I see a little revisionist history in this article. From what I recall, it wasn't the low cost and minimal resources that made the netbook market dwindle, those two factors are what made netbooks so popular. It showed the PC manufacturers there was actually a huge market of people who wanted cheap, affordable devices to do things like check their email, write a letter, and listen to music. A lot of non-techie people simply didn't want or need a full blown laptop. I also recall back around 2008 when we all were coping a global economic downturn, it was the surge of netbook sales that helped keep a lot of computer manufacturers going.
Both Intel and Microsoft hated netbooks because the limited profit margin didn't fit in with their typical high-markup business models, and they also took steps to minimize netbook adoption (i.e. putting artificial caps on hardware specs). Despite the Intel/MS hate on the netbook line and the manufacturers odd choice to use only minimally functional Linux distros when much, much better options were available, netbooks were still quite popular, more in the EU than in America. In retrospect, netbooks did have their limitations but there was also a lot of bad marketing that helped confuse a lot of consumers by making netbooks out to be some kind of cheap laptop option when they clearly were not, by design they were NOT supposed to match the functionality of any typical 'laptop'. MS bullying the manufacturers to turn netbooks in Windows PCs (quite a mismatch) and Apple bringing out the iPad were two big factors in the death of netbooks. Hard to diminish the impact of tablet devices on the PC market as whole even.
Re: sad to see them die
Linux - When Netbooks were first introduced most came pre-installed with Ubuntu (or another Linux variant). But there was no appetite for it, so when M$ eventually introduced Windows 7 Starter, nearly ever manufacturer dropped the Linux and moved to Windows.
When netbooks were first introduced they came with Linux to keep the price down -- these were £200 PCs -- because the cost of a Windows licence would have made them too expensive for their limited functionality. The distros were poorly chosen, and didn't show Linux in the best light ... so people put (usually pirated) copies of Windows XP onto them instead. Windows was the obvious choice, once the factory-installed Linux had been found wanting, because it was familiar. I put Ubuntu onto my original Asus EEE PC 701 and it was more than adequate for that hardware.
This prompted Microsoft to offer XP Home licences very cheaply to netbook OEMs, and later to bring out the restricted (2GB RAM max) "Starter" version of Windows 7. This meant that the OS licence cost was a much smaller proportion of the unit cost, and Windows became a more realistic option.
Many netbooks were (in theory) still available with either Linux of Windows, but the Linux version was usually no cheaper than the Windows one (some manufacturers sold Linux models with more flash storage than the Windows model, but at the same price ... so I guess the equal pricing may have been an MS licensing term). Retailers never had the Linux models in stock, believing (perhaps with some justification) that the buying public would buy what they were familiar with, especially if there was no cost differential, and doubtless also afraid that if they pushed Linux they might have to learn to support it.

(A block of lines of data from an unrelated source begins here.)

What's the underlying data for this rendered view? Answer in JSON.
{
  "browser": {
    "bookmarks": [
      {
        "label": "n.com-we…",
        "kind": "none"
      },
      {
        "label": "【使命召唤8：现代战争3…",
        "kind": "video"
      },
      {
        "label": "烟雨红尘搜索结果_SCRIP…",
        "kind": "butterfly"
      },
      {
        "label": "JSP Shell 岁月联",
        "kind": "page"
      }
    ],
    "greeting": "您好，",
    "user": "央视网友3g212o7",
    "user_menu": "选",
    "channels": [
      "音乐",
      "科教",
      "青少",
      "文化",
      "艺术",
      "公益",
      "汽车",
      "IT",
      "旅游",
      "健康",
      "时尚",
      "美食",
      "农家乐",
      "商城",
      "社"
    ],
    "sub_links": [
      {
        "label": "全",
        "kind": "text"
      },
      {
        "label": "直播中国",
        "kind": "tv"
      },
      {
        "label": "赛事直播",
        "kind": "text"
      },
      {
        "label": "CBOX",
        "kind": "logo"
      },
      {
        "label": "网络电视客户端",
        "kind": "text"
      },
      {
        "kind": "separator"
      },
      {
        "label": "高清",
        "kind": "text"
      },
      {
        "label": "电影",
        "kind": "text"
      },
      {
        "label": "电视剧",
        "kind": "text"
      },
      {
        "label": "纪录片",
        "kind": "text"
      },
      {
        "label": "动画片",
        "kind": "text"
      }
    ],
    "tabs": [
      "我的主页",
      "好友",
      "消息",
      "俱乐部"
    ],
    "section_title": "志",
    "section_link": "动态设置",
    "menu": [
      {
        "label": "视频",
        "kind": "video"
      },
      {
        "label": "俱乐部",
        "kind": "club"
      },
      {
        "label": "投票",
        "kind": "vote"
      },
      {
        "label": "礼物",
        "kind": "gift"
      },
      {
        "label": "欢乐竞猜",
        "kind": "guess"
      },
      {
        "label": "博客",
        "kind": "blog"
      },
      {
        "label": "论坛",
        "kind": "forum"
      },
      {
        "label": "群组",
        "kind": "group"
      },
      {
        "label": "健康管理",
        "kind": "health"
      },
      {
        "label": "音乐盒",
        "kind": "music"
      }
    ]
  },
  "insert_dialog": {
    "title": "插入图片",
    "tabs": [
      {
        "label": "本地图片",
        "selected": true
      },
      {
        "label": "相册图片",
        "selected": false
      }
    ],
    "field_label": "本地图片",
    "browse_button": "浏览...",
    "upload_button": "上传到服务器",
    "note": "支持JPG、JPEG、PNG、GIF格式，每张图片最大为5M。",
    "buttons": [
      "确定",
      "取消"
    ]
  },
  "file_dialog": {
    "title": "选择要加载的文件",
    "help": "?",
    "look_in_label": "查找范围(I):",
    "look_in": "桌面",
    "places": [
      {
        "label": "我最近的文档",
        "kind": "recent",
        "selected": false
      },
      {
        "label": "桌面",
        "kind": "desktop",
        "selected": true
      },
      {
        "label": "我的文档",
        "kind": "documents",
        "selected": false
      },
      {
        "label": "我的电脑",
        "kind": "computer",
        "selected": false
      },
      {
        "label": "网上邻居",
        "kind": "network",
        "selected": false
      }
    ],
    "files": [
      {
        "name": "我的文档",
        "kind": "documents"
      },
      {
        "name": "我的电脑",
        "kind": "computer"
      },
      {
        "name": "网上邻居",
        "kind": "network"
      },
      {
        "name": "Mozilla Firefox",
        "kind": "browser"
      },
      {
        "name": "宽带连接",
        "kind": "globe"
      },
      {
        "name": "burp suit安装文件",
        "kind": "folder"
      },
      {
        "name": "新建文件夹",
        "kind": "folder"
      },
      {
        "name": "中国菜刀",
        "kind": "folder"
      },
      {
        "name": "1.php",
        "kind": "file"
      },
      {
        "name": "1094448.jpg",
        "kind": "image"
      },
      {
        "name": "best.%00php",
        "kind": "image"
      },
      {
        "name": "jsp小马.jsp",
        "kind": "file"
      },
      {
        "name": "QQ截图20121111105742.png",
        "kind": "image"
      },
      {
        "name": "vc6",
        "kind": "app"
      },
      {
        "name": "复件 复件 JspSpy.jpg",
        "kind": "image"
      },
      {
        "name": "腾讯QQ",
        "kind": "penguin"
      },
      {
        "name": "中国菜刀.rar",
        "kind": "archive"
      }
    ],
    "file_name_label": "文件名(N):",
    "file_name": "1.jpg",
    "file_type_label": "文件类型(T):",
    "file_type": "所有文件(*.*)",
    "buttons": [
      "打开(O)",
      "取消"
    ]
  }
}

Linux would have been more successful earlier on if the manufacturers had chosen a more polished distro, but it was never really given a chance to blossom.
sad to see them die
@Jordan Davenport - indeed - but if someone puts Linux or Android on them, then they will sell, as they will be faster on cheaper hardware. What really happened was that they only become available with Windows, and the market rejected that combination.